Exercise description: Would you restate the entries below exactly, keeping every line?
--- START ---
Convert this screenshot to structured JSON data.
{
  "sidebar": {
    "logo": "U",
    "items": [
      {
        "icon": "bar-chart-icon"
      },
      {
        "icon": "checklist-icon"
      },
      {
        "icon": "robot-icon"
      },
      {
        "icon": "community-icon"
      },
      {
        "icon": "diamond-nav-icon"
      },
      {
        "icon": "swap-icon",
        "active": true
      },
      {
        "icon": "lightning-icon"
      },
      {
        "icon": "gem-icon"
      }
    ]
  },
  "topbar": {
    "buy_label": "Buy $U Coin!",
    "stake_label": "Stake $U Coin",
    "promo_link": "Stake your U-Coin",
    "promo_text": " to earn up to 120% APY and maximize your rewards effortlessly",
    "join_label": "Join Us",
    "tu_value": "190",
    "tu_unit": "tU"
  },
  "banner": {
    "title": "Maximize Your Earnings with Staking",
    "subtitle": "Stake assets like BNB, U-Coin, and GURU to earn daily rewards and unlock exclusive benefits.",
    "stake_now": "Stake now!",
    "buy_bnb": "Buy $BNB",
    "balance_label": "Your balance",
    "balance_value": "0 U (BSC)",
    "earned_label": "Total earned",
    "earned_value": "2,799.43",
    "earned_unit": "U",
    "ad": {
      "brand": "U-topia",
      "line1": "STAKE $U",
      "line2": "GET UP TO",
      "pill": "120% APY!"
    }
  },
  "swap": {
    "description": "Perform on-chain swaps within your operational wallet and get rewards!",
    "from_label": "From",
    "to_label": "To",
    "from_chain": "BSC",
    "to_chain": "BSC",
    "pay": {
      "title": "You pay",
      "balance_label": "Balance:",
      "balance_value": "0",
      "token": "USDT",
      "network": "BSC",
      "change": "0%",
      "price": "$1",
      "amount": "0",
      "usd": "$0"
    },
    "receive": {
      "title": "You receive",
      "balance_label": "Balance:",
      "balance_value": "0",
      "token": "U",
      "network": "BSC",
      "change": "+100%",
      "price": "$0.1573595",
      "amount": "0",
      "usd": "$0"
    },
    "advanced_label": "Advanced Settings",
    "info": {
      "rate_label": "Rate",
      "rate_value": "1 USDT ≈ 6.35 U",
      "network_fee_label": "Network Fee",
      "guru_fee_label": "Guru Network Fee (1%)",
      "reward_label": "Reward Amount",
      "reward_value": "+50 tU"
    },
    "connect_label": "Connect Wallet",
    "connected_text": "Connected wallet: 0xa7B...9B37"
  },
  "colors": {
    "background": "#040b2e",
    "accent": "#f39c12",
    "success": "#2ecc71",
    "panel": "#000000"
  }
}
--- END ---
Task output:
Convert this screenshot to structured JSON data.
{
  "sidebar": {
    "logo": "U",
    "items": [
      {
        "icon": "bar-chart-icon"
      },
      {
        "icon": "checklist-icon"
      },
      {
        "icon": "robot-icon"
      },
      {
        "icon": "community-icon"
      },
      {
        "icon": "diamond-nav-icon"
      },
      {
        "icon": "swap-icon",
        "active": true
      },
      {
        "icon": "lightning-icon"
      },
      {
        "icon": "gem-icon"
      }
    ]
  },
  "topbar": {
    "buy_label": "Buy $U Coin!",
    "stake_label": "Stake $U Coin",
    "promo_link": "Stake your U-Coin",
    "promo_text": " to earn up to 120% APY and maximize your rewards effortlessly",
    "join_label": "Join Us",
    "tu_value": "190",
    "tu_unit": "tU"
  },
  "banner": {
    "title": "Maximize Your Earnings with Staking",
    "subtitle": "Stake assets like BNB, U-Coin, and GURU to earn daily rewards and unlock exclusive benefits.",
    "stake_now": "Stake now!",
    "buy_bnb": "Buy $BNB",
    "balance_label": "Your balance",
    "balance_value": "0 U (BSC)",
    "earned_label": "Total earned",
    "earned_value": "2,799.43",
    "earned_unit": "U",
    "ad": {
      "brand": "U-topia",
      "line1": "STAKE $U",
      "line2": "GET UP TO",
      "pill": "120% APY!"
    }
  },
  "swap": {
    "description": "Perform on-chain swaps within your operational wallet and get rewards!",
    "from_label": "From",
    "to_label": "To",
    "from_chain": "BSC",
    "to_chain": "BSC",
    "pay": {
      "title": "You pay",
      "balance_label": "Balance:",
      "balance_value": "0",
      "token": "USDT",
      "network": "BSC",
      "change": "0%",
      "price": "$1",
      "amount": "0",
      "usd": "$0"
    },
    "receive": {
      "title": "You receive",
      "balance_label": "Balance:",
      "balance_value": "0",
      "token": "U",
      "network": "BSC",
      "change": "+100%",
      "price": "$0.1573595",
      "amount": "0",
      "usd": "$0"
    },
    "advanced_label": "Advanced Settings",
    "info": {
      "rate_label": "Rate",
      "rate_value": "1 USDT ≈ 6.35 U",
      "network_fee_label": "Network Fee",
      "guru_fee_label": "Guru Network Fee (1%)",
      "reward_label": "Reward Amount",
      "reward_value": "+50 tU"
    },
    "connect_label": "Connect Wallet",
    "connected_text": "Connected wallet: 0xa7B...9B37"
  },
  "colors": {
    "background": "#040b2e",
    "accent": "#f39c12",
    "success": "#2ecc71",
    "panel": "#000000"
  }
}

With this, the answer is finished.